UN says it’s too early to send Rohingya refugees back to Myanmar

Click to play video: 'Head of World Food Program raises ‘extreme concerns’ about Rohingya returning to Myanmar'
Head of World Food Program raises ‘extreme concerns’ about Rohingya returning to Myanmar
WATCH: Head of World Food Program raises 'extreme concerns' about Rohingya returning to Myanmar – Nov 12, 2018

The United Nations refugee agency on Monday cautioned against returning ethnic Rohingya Muslims to Myanmar from Bangladesh at this time, urging that officials be allowed to assess whether it is safe for them to return.

The UN High Commissioner for Refugees issued the warning after the Myanmar government said Sunday that this week it would begin repatriating the more than 700,000 Rohingya who have fled from the Rakhine state in western Myanmar to Bangladesh to escape deadly violence carried out by Myanmar security forces.

READ MORE: 'Genocide gems' - Highly-sought Burmese gemstones may be enriching Myanmar's military

“Myanmar authorities should allow these refugees to undertake such go-and-see visits without prejudice to their right to return at a later date, if indeed the refugees decide after the visits that the current conditions in Rakhine State would not allow them to return in safety and dignity,” the UNHCR said in a statement.

Story continues below advertisement

WATCH BELOW: Oxfam urges Bangladesh and Myanmar to halt Rohingya repatriation

Click to play video: 'Oxfam urges Myanmar, Bangladesh  to halt Rohingya repatriation'
Oxfam urges Myanmar, Bangladesh to halt Rohingya repatriation

The Rohingya refugees generally have been denied citizenship and civil rights in Buddhist-majority Myanmar, where prejudice against them runs high.

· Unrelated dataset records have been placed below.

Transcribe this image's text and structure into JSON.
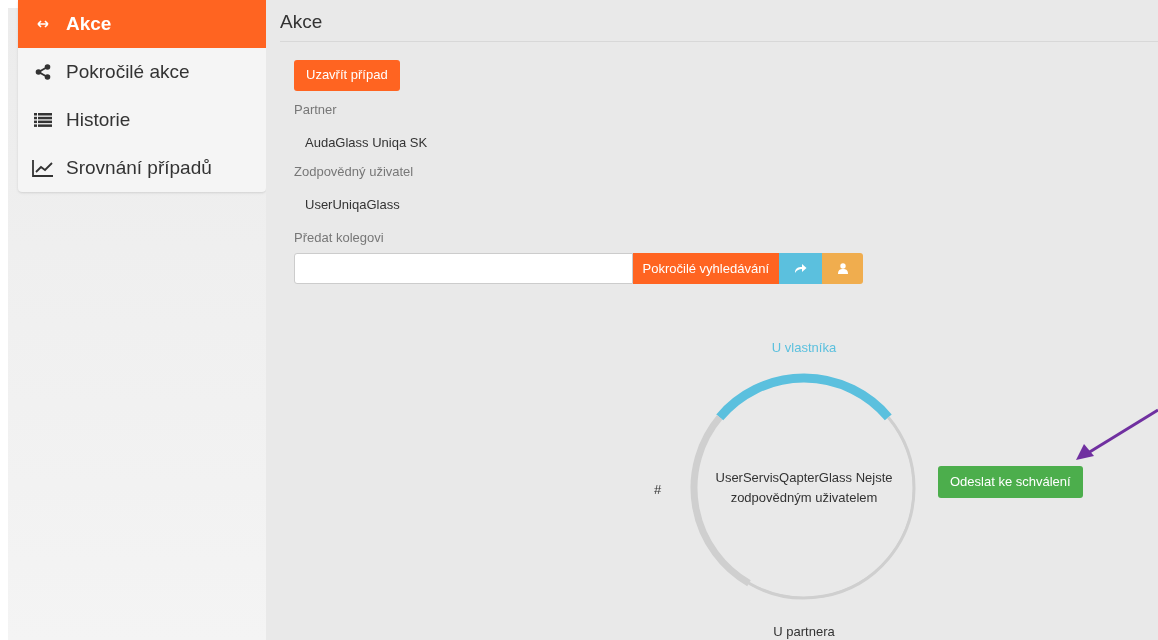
{
  "sidebar": {
    "items": [
      {
        "label": "Akce",
        "selected": true
      },
      {
        "label": "Pokročilé akce",
        "selected": false
      },
      {
        "label": "Historie",
        "selected": false
      },
      {
        "label": "Srovnání případů",
        "selected": false
      }
    ]
  },
  "main": {
    "title": "Akce",
    "close_button": "Uzavřít případ",
    "fields": [
      {
        "label": "Partner",
        "value": "AudaGlass Uniqa SK"
      },
      {
        "label": "Zodpovědný uživatel",
        "value": "UserUniqaGlass"
      }
    ],
    "handover": {
      "label": "Předat kolegovi",
      "search_button": "Pokročilé vyhledávání"
    },
    "workflow": {
      "stages": [
        {
          "label": "U vlastníka",
          "active": true
        },
        {
          "label": "#",
          "active": false
        },
        {
          "label": "U partnera",
          "active": false
        }
      ],
      "center_text": "UserServisQapterGlass Nejste zodpovědným uživatelem",
      "submit_button": "Odeslat ke schválení"
    }
  }
}
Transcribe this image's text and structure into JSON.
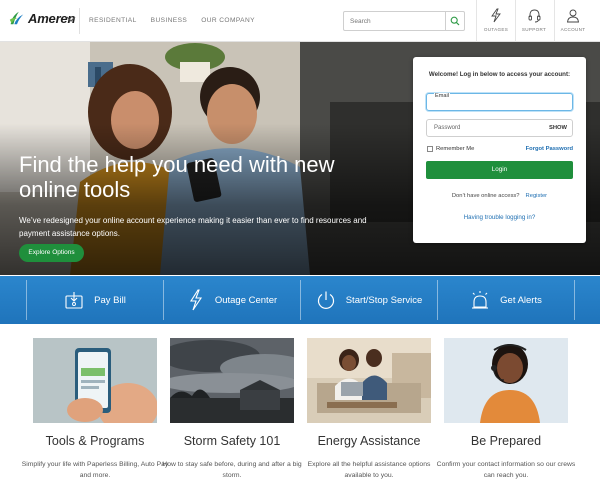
{
  "header": {
    "logo_text": "Ameren",
    "nav": [
      "RESIDENTIAL",
      "BUSINESS",
      "OUR COMPANY"
    ],
    "search_placeholder": "Search",
    "utility": [
      {
        "label": "OUTAGES",
        "icon": "lightning-icon"
      },
      {
        "label": "SUPPORT",
        "icon": "headset-icon"
      },
      {
        "label": "ACCOUNT",
        "icon": "user-icon"
      }
    ]
  },
  "hero": {
    "title": "Find the help you need with new online tools",
    "description": "We’ve redesigned your online account experience making it easier than ever to find resources and payment assistance options.",
    "button": "Explore Options"
  },
  "login": {
    "heading": "Welcome! Log in below to access your account:",
    "email_label": "Email",
    "password_label": "Password",
    "show_label": "SHOW",
    "remember_label": "Remember Me",
    "forgot_label": "Forgot Password",
    "login_button": "Login",
    "no_access_text": "Don’t have online access?",
    "register_label": "Register",
    "trouble_label": "Having trouble logging in?"
  },
  "actions": [
    {
      "label": "Pay Bill",
      "icon": "pay-bill-icon"
    },
    {
      "label": "Outage Center",
      "icon": "lightning-icon"
    },
    {
      "label": "Start/Stop Service",
      "icon": "power-icon"
    },
    {
      "label": "Get Alerts",
      "icon": "alarm-icon"
    }
  ],
  "cards": [
    {
      "title": "Tools & Programs",
      "description": "Simplify your life with Paperless Billing, Auto Pay and more."
    },
    {
      "title": "Storm Safety 101",
      "description": "How to stay safe before, during and after a big storm."
    },
    {
      "title": "Energy Assistance",
      "description": "Explore all the helpful assistance options available to you."
    },
    {
      "title": "Be Prepared",
      "description": "Confirm your contact information so our crews can reach you."
    }
  ],
  "colors": {
    "brand_green": "#1f8f3c",
    "action_blue": "#1f74bb",
    "link_blue": "#1f6fb2"
  }
}
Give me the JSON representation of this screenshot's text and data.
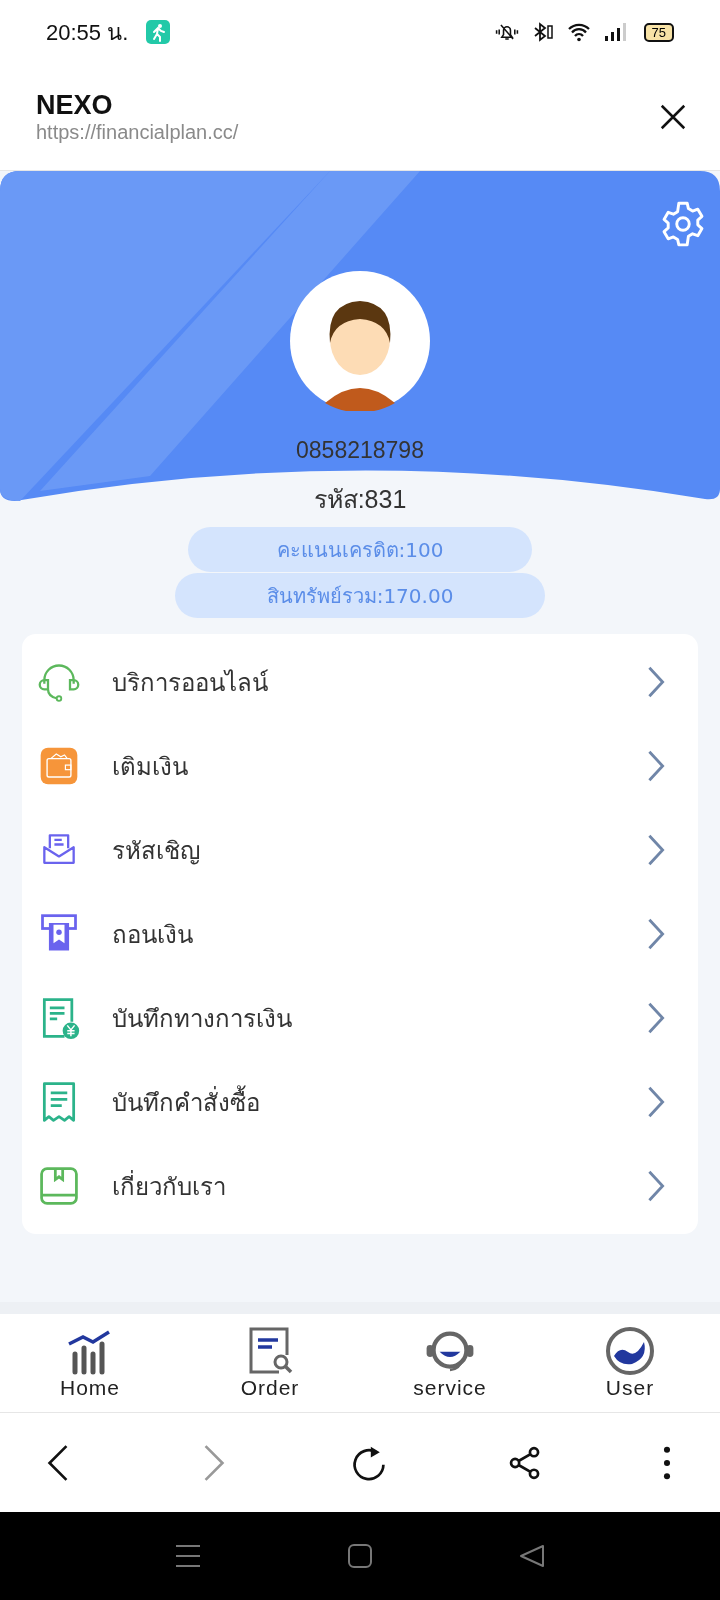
{
  "status_bar": {
    "time": "20:55 น.",
    "battery": "75"
  },
  "header": {
    "title": "NEXO",
    "url": "https://financialplan.cc/"
  },
  "profile": {
    "phone": "0858218798",
    "code": "รหัส:831",
    "credit": "คะแนนเครดิต:100",
    "assets": "สินทรัพย์รวม:170.00"
  },
  "menu": [
    {
      "label": "บริการออนไลน์"
    },
    {
      "label": "เติมเงิน"
    },
    {
      "label": "รหัสเชิญ"
    },
    {
      "label": "ถอนเงิน"
    },
    {
      "label": "บันทึกทางการเงิน"
    },
    {
      "label": "บันทึกคำสั่งซื้อ"
    },
    {
      "label": "เกี่ยวกับเรา"
    }
  ],
  "tabs": [
    {
      "label": "Home"
    },
    {
      "label": "Order"
    },
    {
      "label": "service"
    },
    {
      "label": "User"
    }
  ],
  "browser_nav": {
    "back_disabled": false,
    "forward_disabled": true
  }
}
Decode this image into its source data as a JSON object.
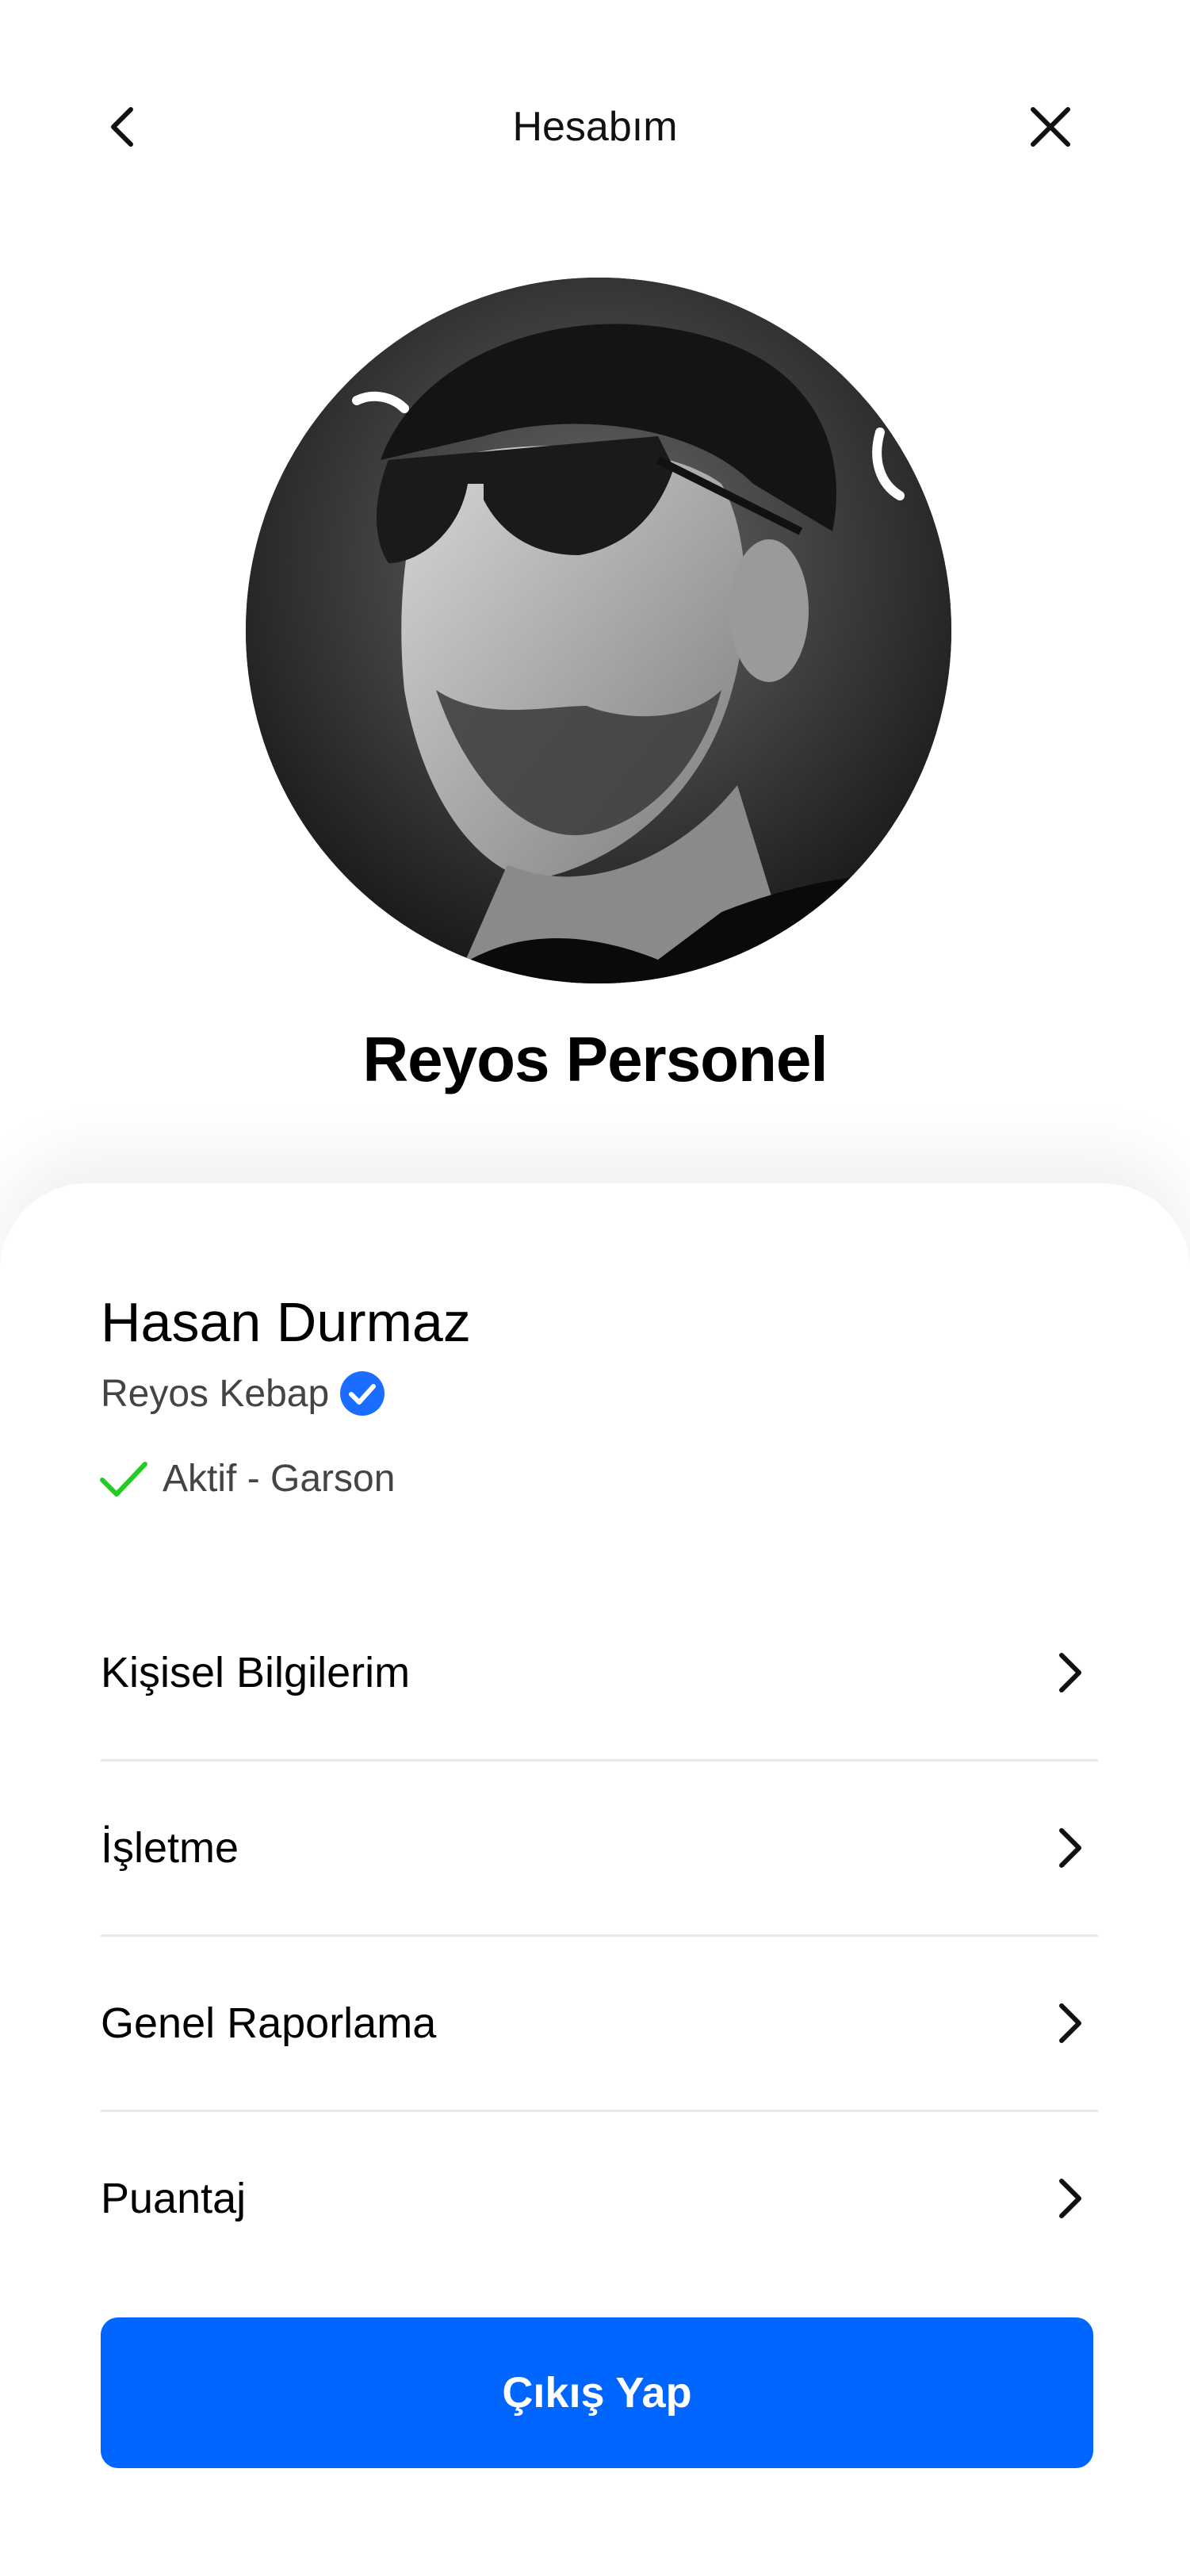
{
  "header": {
    "title": "Hesabım",
    "back_icon": "chevron-left-icon",
    "close_icon": "close-icon"
  },
  "profile": {
    "display_name": "Reyos Personel",
    "avatar": "user-photo"
  },
  "user": {
    "full_name": "Hasan Durmaz",
    "business": "Reyos Kebap",
    "verified_icon": "verified-badge-icon",
    "status": "Aktif - Garson",
    "status_icon": "check-icon"
  },
  "menu": {
    "items": [
      {
        "label": "Kişisel Bilgilerim"
      },
      {
        "label": "İşletme"
      },
      {
        "label": "Genel Raporlama"
      },
      {
        "label": "Puantaj"
      }
    ]
  },
  "actions": {
    "logout_label": "Çıkış Yap"
  },
  "colors": {
    "accent": "#0066ff",
    "verified": "#1a6dff",
    "status_check": "#22cc22",
    "divider": "#e8e8e8"
  }
}
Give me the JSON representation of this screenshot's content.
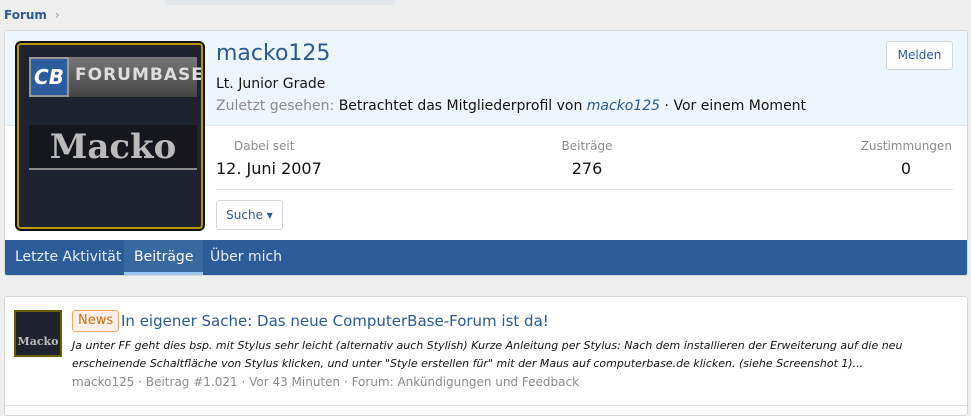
{
  "breadcrumb": {
    "item": "Forum",
    "sep": "›"
  },
  "profile": {
    "avatar_text": {
      "cb": "CB",
      "forumbase": "FORUMBASE",
      "name": "Macko"
    },
    "username": "macko125",
    "rank": "Lt. Junior Grade",
    "last_seen_label": "Zuletzt gesehen:",
    "last_seen_text": "Betrachtet das Mitgliederprofil von",
    "last_seen_link": "macko125",
    "last_seen_time": "· Vor einem Moment",
    "report_button": "Melden",
    "stats": [
      {
        "label": "Dabei seit",
        "value": "12. Juni 2007"
      },
      {
        "label": "Beiträge",
        "value": "276"
      },
      {
        "label": "Zustimmungen",
        "value": "0"
      }
    ],
    "search_button": "Suche ▾",
    "tabs": [
      "Letzte Aktivität",
      "Beiträge",
      "Über mich"
    ],
    "active_tab": "Beiträge"
  },
  "post": {
    "avatar_text": "Macko",
    "badge": "News",
    "title": "In eigener Sache: Das neue ComputerBase-Forum ist da!",
    "snippet": "Ja unter FF geht dies bsp. mit Stylus sehr leicht (alternativ auch Stylish) Kurze Anleitung per Stylus: Nach dem installieren der Erweiterung auf die neu erscheinende Schaltfläche von Stylus klicken, und unter \"Style erstellen für\" mit der Maus auf computerbase.de klicken. (siehe Screenshot 1)...",
    "meta": "macko125 · Beitrag #1.021 · Vor 43 Minuten · Forum: Ankündigungen und Feedback"
  }
}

The overwhelming majority of people in Myanmar do not accept that the Rohingya are a native ethnic group, instead seeing them as illegal migrants from Bangladesh and calling them “Bengalis.”

Myanmar leader Aung San Suu Kyi, attending a business conference Monday in Singapore on the sidelines of a Southeast Asian summit, did not mention the issue and did not take any questions.

WATCH BELOW: Facebook admits failures in Myanmar’s Rohingya crisis

Click to play video: 'Facebook admits failures in Myanmar’s Rohingya crisis'
Facebook admits failures in Myanmar’s Rohingya crisis

On Sunday, officials in Myanmar announced that Bangladesh had said repatriations would begin on Thursday, with an initial group of 2,251 to be sent back from mid-November at a rate of 150 per day.

Story continues below advertisement

Senior Myanmar officials said they would do their best to be ready, but Bangladesh’s repatriation commissioner said he was unaware that a date had been set.

READ MORE: Canada offered to take in Rohingya refugees from Bangladesh, but the country didn’t accept

The UNHCR said it supports the “voluntary and sustainable repatriation of Rohingya refugees in safety and in dignity to their places of origin or choice, and will work with all parties towards this goal.” It is Myanmar’s responsibility to improve conditions in the restive Rakhine region, it said.

Sunday’s Myanmar government statement said the returning Rohingya would stay at repatriation camps for two days and receive food and clothing before moving on to transit camps. It said China, India and Japan were “providing necessary assistance” for the repatriation process, but did not give details.

READ MORE: Myanmar generals must be tried for genocide against Rohingya Muslims, UN says

The Rohingya exodus began after Myanmar security forces launched a brutal crackdown following coordinated insurgent attacks in August 2017. The scale, organization and ferocity of the operation led to accusations from the international community, including the United Nations, of ethnic cleansing and genocide. Myanmar’s government has denied this.

Sponsored content